Every entry must come back exactly as it was given.

************

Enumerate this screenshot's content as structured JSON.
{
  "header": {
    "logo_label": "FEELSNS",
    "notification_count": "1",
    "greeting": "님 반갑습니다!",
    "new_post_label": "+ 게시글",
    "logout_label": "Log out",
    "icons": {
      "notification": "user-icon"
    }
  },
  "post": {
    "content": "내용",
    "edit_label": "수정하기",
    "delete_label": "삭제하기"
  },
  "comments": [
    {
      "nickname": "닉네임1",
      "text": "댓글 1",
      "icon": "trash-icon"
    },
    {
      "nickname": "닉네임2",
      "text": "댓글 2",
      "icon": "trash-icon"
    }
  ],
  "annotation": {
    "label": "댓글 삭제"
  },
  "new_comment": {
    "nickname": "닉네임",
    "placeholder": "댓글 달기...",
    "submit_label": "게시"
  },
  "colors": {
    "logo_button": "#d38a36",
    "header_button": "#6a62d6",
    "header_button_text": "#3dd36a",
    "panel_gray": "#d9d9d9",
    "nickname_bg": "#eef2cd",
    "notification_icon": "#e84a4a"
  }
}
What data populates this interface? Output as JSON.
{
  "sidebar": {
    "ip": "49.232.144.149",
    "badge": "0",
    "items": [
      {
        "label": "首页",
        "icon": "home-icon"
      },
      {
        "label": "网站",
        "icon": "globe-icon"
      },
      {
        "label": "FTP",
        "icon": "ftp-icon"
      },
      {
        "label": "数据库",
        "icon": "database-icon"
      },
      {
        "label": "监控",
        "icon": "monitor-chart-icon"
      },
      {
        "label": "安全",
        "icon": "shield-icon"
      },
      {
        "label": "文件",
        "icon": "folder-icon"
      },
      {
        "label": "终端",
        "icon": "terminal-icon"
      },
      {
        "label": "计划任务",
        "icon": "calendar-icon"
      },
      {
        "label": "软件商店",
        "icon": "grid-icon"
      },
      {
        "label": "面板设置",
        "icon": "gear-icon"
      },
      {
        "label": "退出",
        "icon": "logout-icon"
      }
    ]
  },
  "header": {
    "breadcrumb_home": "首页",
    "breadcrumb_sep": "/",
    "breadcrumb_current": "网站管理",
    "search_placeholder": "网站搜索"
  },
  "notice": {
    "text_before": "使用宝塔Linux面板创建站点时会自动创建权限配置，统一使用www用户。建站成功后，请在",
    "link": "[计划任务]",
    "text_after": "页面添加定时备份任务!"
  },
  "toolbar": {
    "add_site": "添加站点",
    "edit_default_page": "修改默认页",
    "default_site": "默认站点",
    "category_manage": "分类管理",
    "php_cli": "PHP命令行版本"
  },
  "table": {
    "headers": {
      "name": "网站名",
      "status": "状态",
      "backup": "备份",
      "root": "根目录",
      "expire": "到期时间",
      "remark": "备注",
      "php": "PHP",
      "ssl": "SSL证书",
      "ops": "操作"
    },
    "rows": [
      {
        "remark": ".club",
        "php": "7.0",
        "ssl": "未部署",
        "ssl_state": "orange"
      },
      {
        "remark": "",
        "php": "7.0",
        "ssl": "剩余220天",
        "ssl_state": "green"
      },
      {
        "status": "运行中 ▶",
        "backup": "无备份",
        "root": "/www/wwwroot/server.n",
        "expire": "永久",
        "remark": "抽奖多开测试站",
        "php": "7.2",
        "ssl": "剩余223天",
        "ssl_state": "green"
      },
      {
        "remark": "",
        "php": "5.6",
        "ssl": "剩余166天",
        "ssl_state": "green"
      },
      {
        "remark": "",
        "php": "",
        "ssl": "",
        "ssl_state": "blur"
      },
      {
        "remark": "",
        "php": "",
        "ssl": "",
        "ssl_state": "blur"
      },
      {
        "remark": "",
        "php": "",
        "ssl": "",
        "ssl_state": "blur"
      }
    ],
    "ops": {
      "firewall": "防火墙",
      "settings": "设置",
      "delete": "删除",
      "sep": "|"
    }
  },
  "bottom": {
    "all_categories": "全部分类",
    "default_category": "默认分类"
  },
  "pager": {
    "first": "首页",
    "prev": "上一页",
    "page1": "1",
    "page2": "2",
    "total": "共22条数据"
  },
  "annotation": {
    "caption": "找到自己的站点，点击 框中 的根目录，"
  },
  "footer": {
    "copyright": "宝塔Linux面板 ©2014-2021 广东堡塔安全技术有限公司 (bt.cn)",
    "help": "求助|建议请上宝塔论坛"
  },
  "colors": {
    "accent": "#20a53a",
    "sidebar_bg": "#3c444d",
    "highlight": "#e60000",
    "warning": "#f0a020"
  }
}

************

## Exercise output
Enumerate this screenshot's content as structured JSON.
{
  "header": {
    "logo_label": "FEELSNS",
    "notification_count": "1",
    "greeting": "님 반갑습니다!",
    "new_post_label": "+ 게시글",
    "logout_label": "Log out",
    "icons": {
      "notification": "user-icon"
    }
  },
  "post": {
    "content": "내용",
    "edit_label": "수정하기",
    "delete_label": "삭제하기"
  },
  "comments": [
    {
      "nickname": "닉네임1",
      "text": "댓글 1",
      "icon": "trash-icon"
    },
    {
      "nickname": "닉네임2",
      "text": "댓글 2",
      "icon": "trash-icon"
    }
  ],
  "annotation": {
    "label": "댓글 삭제"
  },
  "new_comment": {
    "nickname": "닉네임",
    "placeholder": "댓글 달기...",
    "submit_label": "게시"
  },
  "colors": {
    "logo_button": "#d38a36",
    "header_button": "#6a62d6",
    "header_button_text": "#3dd36a",
    "panel_gray": "#d9d9d9",
    "nickname_bg": "#eef2cd",
    "notification_icon": "#e84a4a"
  }
}
What data populates this interface? Output as JSON.
{
  "sidebar": {
    "ip": "49.232.144.149",
    "badge": "0",
    "items": [
      {
        "label": "首页",
        "icon": "home-icon"
      },
      {
        "label": "网站",
        "icon": "globe-icon"
      },
      {
        "label": "FTP",
        "icon": "ftp-icon"
      },
      {
        "label": "数据库",
        "icon": "database-icon"
      },
      {
        "label": "监控",
        "icon": "monitor-chart-icon"
      },
      {
        "label": "安全",
        "icon": "shield-icon"
      },
      {
        "label": "文件",
        "icon": "folder-icon"
      },
      {
        "label": "终端",
        "icon": "terminal-icon"
      },
      {
        "label": "计划任务",
        "icon": "calendar-icon"
      },
      {
        "label": "软件商店",
        "icon": "grid-icon"
      },
      {
        "label": "面板设置",
        "icon": "gear-icon"
      },
      {
        "label": "退出",
        "icon": "logout-icon"
      }
    ]
  },
  "header": {
    "breadcrumb_home": "首页",
    "breadcrumb_sep": "/",
    "breadcrumb_current": "网站管理",
    "search_placeholder": "网站搜索"
  },
  "notice": {
    "text_before": "使用宝塔Linux面板创建站点时会自动创建权限配置，统一使用www用户。建站成功后，请在",
    "link": "[计划任务]",
    "text_after": "页面添加定时备份任务!"
  },
  "toolbar": {
    "add_site": "添加站点",
    "edit_default_page": "修改默认页",
    "default_site": "默认站点",
    "category_manage": "分类管理",
    "php_cli": "PHP命令行版本"
  },
  "table": {
    "headers": {
      "name": "网站名",
      "status": "状态",
      "backup": "备份",
      "root": "根目录",
      "expire": "到期时间",
      "remark": "备注",
      "php": "PHP",
      "ssl": "SSL证书",
      "ops": "操作"
    },
    "rows": [
      {
        "remark": ".club",
        "php": "7.0",
        "ssl": "未部署",
        "ssl_state": "orange"
      },
      {
        "remark": "",
        "php": "7.0",
        "ssl": "剩余220天",
        "ssl_state": "green"
      },
      {
        "status": "运行中 ▶",
        "backup": "无备份",
        "root": "/www/wwwroot/server.n",
        "expire": "永久",
        "remark": "抽奖多开测试站",
        "php": "7.2",
        "ssl": "剩余223天",
        "ssl_state": "green"
      },
      {
        "remark": "",
        "php": "5.6",
        "ssl": "剩余166天",
        "ssl_state": "green"
      },
      {
        "remark": "",
        "php": "",
        "ssl": "",
        "ssl_state": "blur"
      },
      {
        "remark": "",
        "php": "",
        "ssl": "",
        "ssl_state": "blur"
      },
      {
        "remark": "",
        "php": "",
        "ssl": "",
        "ssl_state": "blur"
      }
    ],
    "ops": {
      "firewall": "防火墙",
      "settings": "设置",
      "delete": "删除",
      "sep": "|"
    }
  },
  "bottom": {
    "all_categories": "全部分类",
    "default_category": "默认分类"
  },
  "pager": {
    "first": "首页",
    "prev": "上一页",
    "page1": "1",
    "page2": "2",
    "total": "共22条数据"
  },
  "annotation": {
    "caption": "找到自己的站点，点击 框中 的根目录，"
  },
  "footer": {
    "copyright": "宝塔Linux面板 ©2014-2021 广东堡塔安全技术有限公司 (bt.cn)",
    "help": "求助|建议请上宝塔论坛"
  },
  "colors": {
    "accent": "#20a53a",
    "sidebar_bg": "#3c444d",
    "highlight": "#e60000",
    "warning": "#f0a020"
  }
}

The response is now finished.